Fantasy Springs Resort Casino will be transformed into a “Boogie Wonderland” when Earth, Wind & Fire lands at 8 p.m. on Feb. 2 at the Indio concert venue.
One of the most commercially successful bands of its era, EWF helped to usher in a golden age of cross-cultural and multi-genre eclectic pop music that helped define the 1970s.
The group’s founder and leader, Maurice White, explains his vision of the band.
“I wanted to do something that hadn’t been done before,” Mr. White has said. “Although we were basically jazz musicians, we played soul, funk, gospel, blues, jazz, rock and dance music … which somehow ended up becoming pop.”
“We came out of a decade of experimentation, mind expansion and cosmic awareness,” he continued. “I wanted our music to convey messages of universal love and harmony without force-feeding listeners’ spiritual content.”
It’s too easy to lump EWF in with only African-American contemporaries such as P-Funk, the Isleys, James Brown (his funk period), War, and the Ohio Players. Keep in mind that EWF were also contemporaries of Uriah Heep, Chicago, the Doobie Bros., and Steely Dan — to name a few.
“Our emphasis was on our own unique sound,” reminded Verdine White, the band’s original bass player and Maurice’s younger brother. “We didn’t have just one style or one type of audience. I mean, we opened up for Rod Stewart back in the day too.”

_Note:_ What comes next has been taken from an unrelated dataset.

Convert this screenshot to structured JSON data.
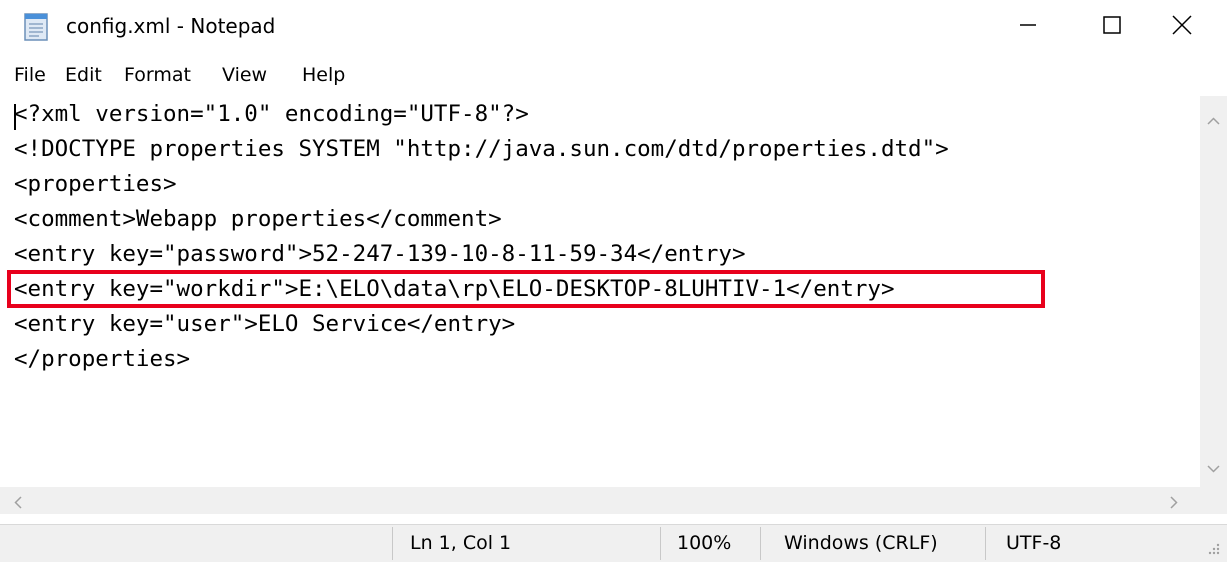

Influenced by some of the giants of bass guitar (Louis Satterfield, Richard Davis, James Jamerson, Paul McCartney), Verdine and his funky yet melodic bass lines were – and are – a huge part of EWF’s sound.
“Louis taught me everything I know on bass,” said Verdine. “And James Jamerson and Paul McCartney played on hit records — that was a huge influence. Learning what the song needed to bit a hit.”
Verdine was also instrumental in co-writing some of EWF’s biggest hits, such as “Fantasy,” “That’s The Way Of The World,” and “Serpentine Fire.”
“Maurice insisted all of us get involved in the songwriting process. It was very collaborative. We produced a creative atmosphere where there were no clocks, there was no time schedule. That’s when the creative juices flow.”
Asked which of of Earth, Wind & Fire’s classic albums best represents the band at the height of their creative peak, Verdine couldn’t choose just one.
“All of them, because each one progressed into the next one. We were always evolving.”
And that evolution continues to this day. Look for a new Earth, Wind & Fire album later this year.
“We have a new album coming out in the summer and we’ll tour behind it. We’re putting the finishing touches on it now.”
For further information and tickets, visit www.fantasyspringsresort.com.
Chris Baptiste is a local writer and regular contributor to SWRNN.